[Collected data entries]
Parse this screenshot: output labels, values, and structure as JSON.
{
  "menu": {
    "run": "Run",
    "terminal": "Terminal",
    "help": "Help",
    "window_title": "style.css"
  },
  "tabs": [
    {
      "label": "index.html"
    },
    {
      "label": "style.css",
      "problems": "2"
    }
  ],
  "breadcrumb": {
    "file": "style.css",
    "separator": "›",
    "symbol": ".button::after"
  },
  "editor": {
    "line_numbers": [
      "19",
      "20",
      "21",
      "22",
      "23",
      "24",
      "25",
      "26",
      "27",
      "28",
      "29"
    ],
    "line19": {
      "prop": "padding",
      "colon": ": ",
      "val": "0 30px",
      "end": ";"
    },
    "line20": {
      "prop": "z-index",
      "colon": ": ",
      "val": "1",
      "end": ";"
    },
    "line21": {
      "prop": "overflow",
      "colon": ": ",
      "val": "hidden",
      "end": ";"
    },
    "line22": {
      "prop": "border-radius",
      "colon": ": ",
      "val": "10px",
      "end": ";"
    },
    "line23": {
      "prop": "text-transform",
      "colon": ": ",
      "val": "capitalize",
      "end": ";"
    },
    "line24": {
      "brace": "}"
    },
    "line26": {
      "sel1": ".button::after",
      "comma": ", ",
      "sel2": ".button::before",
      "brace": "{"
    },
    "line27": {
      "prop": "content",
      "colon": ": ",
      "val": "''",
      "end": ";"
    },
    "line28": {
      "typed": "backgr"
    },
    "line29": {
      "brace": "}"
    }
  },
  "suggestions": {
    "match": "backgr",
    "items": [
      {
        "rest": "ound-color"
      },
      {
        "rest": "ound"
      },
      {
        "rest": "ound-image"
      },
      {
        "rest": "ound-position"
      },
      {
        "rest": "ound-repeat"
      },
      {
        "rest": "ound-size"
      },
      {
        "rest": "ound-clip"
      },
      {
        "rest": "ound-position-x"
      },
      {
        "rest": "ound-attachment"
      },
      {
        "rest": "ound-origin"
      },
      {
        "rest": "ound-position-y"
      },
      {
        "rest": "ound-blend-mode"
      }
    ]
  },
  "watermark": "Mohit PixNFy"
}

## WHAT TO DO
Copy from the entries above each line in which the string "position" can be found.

## EXERCISE ANSWER
        "rest": "ound-position"
        "rest": "ound-position-x"
        "rest": "ound-position-y"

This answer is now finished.